Let’s go deeper into this example, if you have a WordPress blog about Zero-Waste practices, and you want to start selling products that you can’t live without, well, you can’t just add WooCommerce to your existing WordPress site.

Cost to start

Next, consider the upfront costs. Both platforms will end up costing you about the same but it’s important to note that they have slightly different business models in which they operate. 

Shopify will provide you with most of the items you need, or rather the core functionalities you need to get set up with your shop, for an annual fee of a few hundred dollars. Then, if you want to have more “apps” or functionalities, specific to your online shop experience, you’ll have to buy those with additional subscription plans. 

WooCommerce, on the other hand, is a plug-in that you add to a WordPress site.  WooCommerce turns your site into an online shop or rather provides the website with the basic pages for building an e-commerce store. So think: product pages, archive pages, search results pages, etc. 

With WooCommerce, it’s completely free to set up, but the cost really starts adding up when you add, again, functionality to your shop. For example, if you want to use a payment gateway or delivery, you need to buy their add-on for $99/year. A quick pro-tip here is to keep an eye on the WooCommerce add-on subscriptions, some are monthly subscriptions while others are yearly.

Set up time: WordPress vs Shopify

Then, we need to think about the time it takes to set up the shop. Both WooCommerce and Shopify will require you to spend time customizing the shop experience with your brand colors and typography. But in my experience, WooCommerce will be easier to customize if you’re well-versed in the WordPress Core ecosystem and are using a WooCommerce compatible theme, (think: Divi, Elementor, etc.) 

Shopify customizations also require knowledge of html and css coding, as well as another coding language called Liquid. 

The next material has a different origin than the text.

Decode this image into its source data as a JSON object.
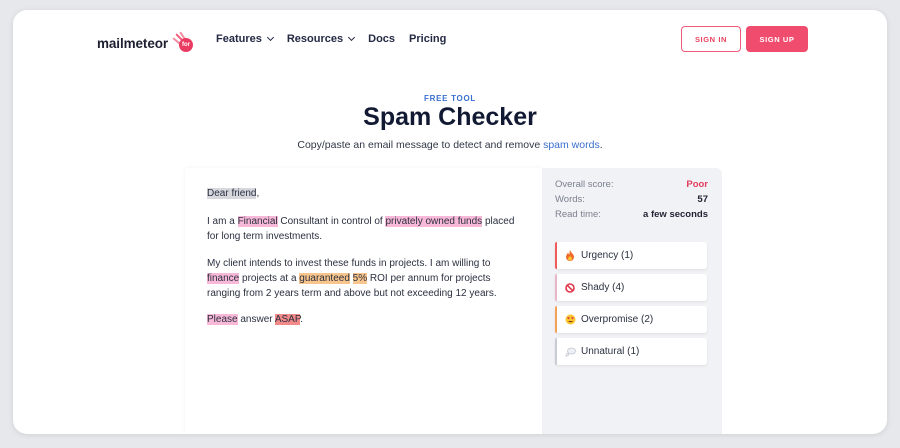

Next, you’ll want to consider how many products you will be selling and how to import your products. For both WooCommerce and Shopify, there is a way to import a .CSV file which will allow you to upload ALL your products in bulk. 

Here is WooCommerce’s link: 


And Here is Shopify’s documentation: 


Whichever one you choose to go with, you’ll need to read the directions very carefully!

Coding frameworks

Without getting too nerdy, err – technical, here, any detailed customizations will require html and css coding on the site; and while most sites on the front-end use css and html, Shopify uses liquid framework and WC uses the php framework for functionalities; this is the part that turns your website from a static website to a more dynamic one, we’ll put another blog post up for this next time. But for now, just know that if you’re building an e-commerce/online shop, you’re building what we call a “dynamic” site. Liquid is a coding language that allows dynamic content to populate the webpages. It’s actually quite an interesting coding language once you get the hang of it. (Okay end nerding out).

(Note, there’s a lot more technical stuff that will take more time and blog posts to explain, but this is the gist of it from a very very basic point of view.)


Finally, we’ll need to consider the ownership of the platform. One particular thing to note is that WooCommerce is an open-source plugin, meaning that you own your shop and content on your site. Shopify, as a company hosting your e-commerce store, can take your site down when they want to, I’m sure they only take down sites if you’re doing something evil but know that you don’t own your site with Shopify as you do with WordPress+WooCommerce.

Well, here it is a quick rundown of some things to start considering when you are thinking about creating an online shop for your business. Hopefully this blog post helps get your creative juices flowing. We know that this is only beginning to scratch the surface when it comes to E-Commerce so if you have any questions, feel free to send us a quick message or comment below.